|WO2004091864A2 *||Apr 8, 2004||Oct 28, 2004||Arvin Joseph L||Apparatus and method for machining workpieces|
|WO2004091864A3 *||Apr 8, 2004||Feb 3, 2005||Joseph L Arvin||Apparatus and method for machining workpieces|
|U.S. Classification||700/95, 700/98, 700/105, 345/420, 700/103|
|Cooperative Classification||B33Y80/00, G05B2219/49008, G05B2219/35028, G05B19/4099, G05B2219/35019, Y02P90/265|
|Feb 21, 1995||AS||Assignment|
Owner name: MOTOROLA, INC., ILLINOIS

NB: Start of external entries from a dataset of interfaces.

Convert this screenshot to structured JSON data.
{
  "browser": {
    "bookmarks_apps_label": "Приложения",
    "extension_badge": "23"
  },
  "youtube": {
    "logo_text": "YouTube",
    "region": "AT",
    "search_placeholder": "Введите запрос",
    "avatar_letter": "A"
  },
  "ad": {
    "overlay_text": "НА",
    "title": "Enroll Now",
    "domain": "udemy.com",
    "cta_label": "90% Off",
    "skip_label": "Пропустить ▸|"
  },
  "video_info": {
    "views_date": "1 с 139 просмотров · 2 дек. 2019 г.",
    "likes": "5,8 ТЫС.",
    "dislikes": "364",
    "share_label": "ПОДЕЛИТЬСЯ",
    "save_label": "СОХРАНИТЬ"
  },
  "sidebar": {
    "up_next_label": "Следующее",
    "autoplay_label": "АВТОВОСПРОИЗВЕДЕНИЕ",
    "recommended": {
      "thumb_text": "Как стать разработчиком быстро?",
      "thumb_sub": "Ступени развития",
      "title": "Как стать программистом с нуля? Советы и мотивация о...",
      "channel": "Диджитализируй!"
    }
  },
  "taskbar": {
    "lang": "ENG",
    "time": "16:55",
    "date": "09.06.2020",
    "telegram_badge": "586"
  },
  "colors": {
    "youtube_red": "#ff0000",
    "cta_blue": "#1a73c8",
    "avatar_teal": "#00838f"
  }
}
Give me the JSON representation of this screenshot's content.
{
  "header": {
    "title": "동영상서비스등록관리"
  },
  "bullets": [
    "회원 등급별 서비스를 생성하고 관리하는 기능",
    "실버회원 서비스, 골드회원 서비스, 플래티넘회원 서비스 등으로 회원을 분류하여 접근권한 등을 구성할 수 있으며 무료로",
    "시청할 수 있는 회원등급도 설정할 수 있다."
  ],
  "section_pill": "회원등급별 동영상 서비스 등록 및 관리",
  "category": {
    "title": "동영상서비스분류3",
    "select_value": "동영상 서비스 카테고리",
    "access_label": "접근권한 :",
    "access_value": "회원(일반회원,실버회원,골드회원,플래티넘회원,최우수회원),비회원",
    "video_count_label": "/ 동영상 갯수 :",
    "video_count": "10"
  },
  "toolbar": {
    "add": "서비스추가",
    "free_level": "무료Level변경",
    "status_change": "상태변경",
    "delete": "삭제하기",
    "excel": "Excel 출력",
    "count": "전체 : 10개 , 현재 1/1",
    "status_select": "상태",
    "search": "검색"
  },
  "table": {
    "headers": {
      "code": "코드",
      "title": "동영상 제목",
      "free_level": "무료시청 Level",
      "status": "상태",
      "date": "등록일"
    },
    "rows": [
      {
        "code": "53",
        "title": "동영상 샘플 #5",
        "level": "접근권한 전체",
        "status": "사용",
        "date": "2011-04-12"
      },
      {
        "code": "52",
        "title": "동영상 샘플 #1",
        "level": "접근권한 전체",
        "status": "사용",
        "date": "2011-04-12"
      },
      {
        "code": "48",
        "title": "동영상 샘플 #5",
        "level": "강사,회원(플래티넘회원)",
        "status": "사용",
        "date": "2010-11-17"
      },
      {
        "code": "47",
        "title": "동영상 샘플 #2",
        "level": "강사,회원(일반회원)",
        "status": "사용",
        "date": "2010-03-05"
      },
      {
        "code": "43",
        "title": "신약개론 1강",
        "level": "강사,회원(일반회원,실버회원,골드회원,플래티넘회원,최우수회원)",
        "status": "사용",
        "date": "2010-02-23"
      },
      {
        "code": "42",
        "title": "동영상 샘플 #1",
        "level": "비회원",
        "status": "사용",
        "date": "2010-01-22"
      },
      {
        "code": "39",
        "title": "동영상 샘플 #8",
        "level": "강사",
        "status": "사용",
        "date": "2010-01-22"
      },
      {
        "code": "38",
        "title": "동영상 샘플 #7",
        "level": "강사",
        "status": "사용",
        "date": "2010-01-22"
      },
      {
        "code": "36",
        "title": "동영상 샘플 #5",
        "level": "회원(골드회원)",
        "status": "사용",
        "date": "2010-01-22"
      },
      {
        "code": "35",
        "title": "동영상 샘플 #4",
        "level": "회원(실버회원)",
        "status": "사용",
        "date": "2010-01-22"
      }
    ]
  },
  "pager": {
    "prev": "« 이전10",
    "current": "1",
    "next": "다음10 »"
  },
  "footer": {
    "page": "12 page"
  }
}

Free format text: ASSIGNMENT OF ASSIGNORS INTEREST;ASSIGNORS:PENNISI, ROBERT W.;URBISH, GLENN F.;REEL/FRAME:007385/0151
Effective date: 19950213
|Feb 2, 2001||FPAY||Fee payment|
Year of fee payment: 4
|Mar 9, 2005||REMI||Maintenance fee reminder mailed|
|Aug 19, 2005||LAPS||Lapse for failure to pay maintenance fees|
|Oct 18, 2005||FP||Expired due to failure to pay maintenance fee|
Effective date: 20050819